If the successful bidder will be taking over an existing service or part of a service, the Transfer of Undertakings (Protection of Employment) Regulations 2006 (TUPE) will probably apply. Under TUPE, the employment contracts of the employees providing the service are transferred to the new service provider. Any liabilities relating to the transferring employees or arising from the acts and omissions of the existing service provider also transfer to the new service provider.
So it is essential the prospective bidder obtains as much information as possible about the employees, their terms and conditions and any actual or potential liabilities relating to them so that it can make an informed decision about the obligations it would be taking on. In some cases, it may be possible to obtain indemnities from the existing service provider or the commissioner in respect of employee liabilities, although this is unusual in the case of health service contracts.
Under TUPE, employees’ terms and conditions and continuity of employment are preserved and the prospective bidder may therefore find itself in the position of having existing staff and transferring staff on different terms and conditions which may cause concern with its existing workforce.
There are particular difficulties when transferring in employees via TUPE who have previously been NHS employees, as they are likely to have a number of contractual benefits that it may be difficult or expensive to replicate.
The successful bidder will also be required to inform and consult with ‘appropriate representatives’, which may include a trade union, not only in relation to the transferring employees but also to its own employees who are affected by the transfer.
Legal advice should always be sought where a contract involves taking over employees engaged by the previous contractor.
9. Check the contract terms
As mentioned, it is essential that the terms of the proposed contract are carefully checked when it is issued at the invitation to tender stage of the process.
There are a number of provisions that commonly cause difficulties. It is impossible to list all of them here, but some of the main issues are summarised below:
- Service specification and key performance indicatorsThe contract should accurately describe the services to be provided and the standard to which they must be provided. This may sound obvious, but it is surprising how frequently contracts fail to deal with this fundamental issue adequately. The prospective bidder should consider the key performance indicators carefully to ensure they are attainable, as it may well be penalised if it fails to achieve them. Penalties could include termination of the contract if the breach is serious.
- Termination by the commissionerThe prospective bidder should check the termination provisions carefully. The contract should clearly set out the grounds on which the commissioner may terminate the contract. It is common for the contract to require the provider to meet certain costs in the event the contract is terminated early.
- Provider break clauseContracts will almost always enable the commissioner to end the contract without cause, but will rarely include an equivalent provision in favour of the provider. This means that even if the contract proves not to be economically viable for the successful bidder, it will be unable to get out of it unless the commissioner agrees.
- Entire agreement clauseIt is common for contracts to include a clause that states that the written contract constitutes the entire agreement between the parties, thereby excluding matters agreed in pre-contract negotiations unless they are expressly incorporated in the written contract. It is therefore important that the successful bidder ensures any material provisions discussed and agreed that were not in the proposed contract are incorporated in the final version of the contract before it is signed.

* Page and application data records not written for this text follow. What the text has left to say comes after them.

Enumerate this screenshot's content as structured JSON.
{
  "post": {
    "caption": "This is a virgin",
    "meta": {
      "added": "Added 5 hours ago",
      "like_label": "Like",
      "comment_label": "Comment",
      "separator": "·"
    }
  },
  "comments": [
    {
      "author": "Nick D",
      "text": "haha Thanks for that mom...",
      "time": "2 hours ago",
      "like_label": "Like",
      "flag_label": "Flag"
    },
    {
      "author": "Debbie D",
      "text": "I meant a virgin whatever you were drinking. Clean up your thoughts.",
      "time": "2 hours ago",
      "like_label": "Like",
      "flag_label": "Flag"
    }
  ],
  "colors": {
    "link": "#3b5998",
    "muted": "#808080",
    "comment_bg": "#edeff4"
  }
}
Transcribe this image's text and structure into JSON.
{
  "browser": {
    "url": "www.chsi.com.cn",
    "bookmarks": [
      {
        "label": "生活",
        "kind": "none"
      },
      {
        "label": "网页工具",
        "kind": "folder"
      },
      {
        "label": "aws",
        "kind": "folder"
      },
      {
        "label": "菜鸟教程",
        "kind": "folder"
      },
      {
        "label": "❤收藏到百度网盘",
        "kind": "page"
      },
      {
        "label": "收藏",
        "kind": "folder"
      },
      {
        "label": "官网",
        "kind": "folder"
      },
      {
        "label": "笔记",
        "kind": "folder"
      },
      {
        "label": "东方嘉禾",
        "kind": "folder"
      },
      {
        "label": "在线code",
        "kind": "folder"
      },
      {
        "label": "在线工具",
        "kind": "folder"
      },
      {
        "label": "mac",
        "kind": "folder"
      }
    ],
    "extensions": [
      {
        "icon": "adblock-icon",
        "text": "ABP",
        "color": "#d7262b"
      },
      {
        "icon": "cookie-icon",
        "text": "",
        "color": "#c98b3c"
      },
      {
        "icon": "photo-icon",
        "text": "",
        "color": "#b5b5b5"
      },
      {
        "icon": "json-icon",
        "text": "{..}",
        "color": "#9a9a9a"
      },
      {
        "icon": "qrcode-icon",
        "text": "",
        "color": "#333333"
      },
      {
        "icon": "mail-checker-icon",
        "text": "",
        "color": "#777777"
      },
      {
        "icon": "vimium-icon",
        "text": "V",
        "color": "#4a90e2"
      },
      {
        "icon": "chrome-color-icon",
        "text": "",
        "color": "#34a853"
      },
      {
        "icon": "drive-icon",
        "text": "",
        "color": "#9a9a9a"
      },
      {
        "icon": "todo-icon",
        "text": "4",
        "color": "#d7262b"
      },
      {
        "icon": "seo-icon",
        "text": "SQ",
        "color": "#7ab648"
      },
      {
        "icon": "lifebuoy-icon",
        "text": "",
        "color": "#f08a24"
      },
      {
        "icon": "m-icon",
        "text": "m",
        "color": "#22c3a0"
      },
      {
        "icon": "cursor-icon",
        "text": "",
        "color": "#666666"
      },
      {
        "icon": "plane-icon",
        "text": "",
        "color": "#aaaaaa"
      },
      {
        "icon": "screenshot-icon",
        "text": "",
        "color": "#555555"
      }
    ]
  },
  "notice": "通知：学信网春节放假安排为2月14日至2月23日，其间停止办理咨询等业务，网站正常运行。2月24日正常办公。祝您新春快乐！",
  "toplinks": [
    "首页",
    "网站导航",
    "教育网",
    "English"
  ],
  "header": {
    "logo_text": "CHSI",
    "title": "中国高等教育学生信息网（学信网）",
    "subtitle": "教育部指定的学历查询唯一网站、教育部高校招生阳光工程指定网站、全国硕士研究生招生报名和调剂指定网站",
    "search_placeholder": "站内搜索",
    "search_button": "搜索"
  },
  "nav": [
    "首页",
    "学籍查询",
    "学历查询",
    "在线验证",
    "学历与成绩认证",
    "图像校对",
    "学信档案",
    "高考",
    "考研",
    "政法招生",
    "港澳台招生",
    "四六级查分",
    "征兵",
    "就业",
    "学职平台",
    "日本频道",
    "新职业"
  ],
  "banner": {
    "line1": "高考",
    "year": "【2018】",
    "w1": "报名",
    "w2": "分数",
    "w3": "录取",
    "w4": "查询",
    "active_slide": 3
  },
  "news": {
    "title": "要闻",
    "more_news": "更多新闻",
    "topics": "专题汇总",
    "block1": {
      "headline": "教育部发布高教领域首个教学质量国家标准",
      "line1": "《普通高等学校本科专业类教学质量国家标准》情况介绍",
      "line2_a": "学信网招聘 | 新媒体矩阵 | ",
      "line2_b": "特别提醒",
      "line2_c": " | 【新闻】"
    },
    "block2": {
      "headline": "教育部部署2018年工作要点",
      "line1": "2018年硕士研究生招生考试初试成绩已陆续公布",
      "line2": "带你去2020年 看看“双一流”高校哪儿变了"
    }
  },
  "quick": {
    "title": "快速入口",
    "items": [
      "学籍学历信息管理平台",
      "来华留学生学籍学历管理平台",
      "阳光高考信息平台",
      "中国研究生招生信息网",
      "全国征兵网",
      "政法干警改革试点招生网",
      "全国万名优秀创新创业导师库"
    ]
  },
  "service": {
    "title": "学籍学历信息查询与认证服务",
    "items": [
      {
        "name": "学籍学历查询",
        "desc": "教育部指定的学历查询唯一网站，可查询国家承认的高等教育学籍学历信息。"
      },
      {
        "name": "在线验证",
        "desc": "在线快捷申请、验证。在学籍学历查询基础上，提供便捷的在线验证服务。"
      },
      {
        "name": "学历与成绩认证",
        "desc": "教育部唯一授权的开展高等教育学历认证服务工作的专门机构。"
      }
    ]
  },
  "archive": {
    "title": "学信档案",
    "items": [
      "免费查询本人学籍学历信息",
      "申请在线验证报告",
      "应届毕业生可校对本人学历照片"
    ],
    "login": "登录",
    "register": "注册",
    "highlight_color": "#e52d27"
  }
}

10.Don’t be afraid to walk away
Any bid team should be prepared to walk away from the process at any stage prior to submission of the bid. If the bidder has serious doubts about the financial viability of the contract or its capacity to deliver, it is far better for the bidder to cut is losses and abandon the exercise rather than compromise the health of its existing practice by taking on too much.
Katharine Mellor is a corporate partner and head of healthcare at DWF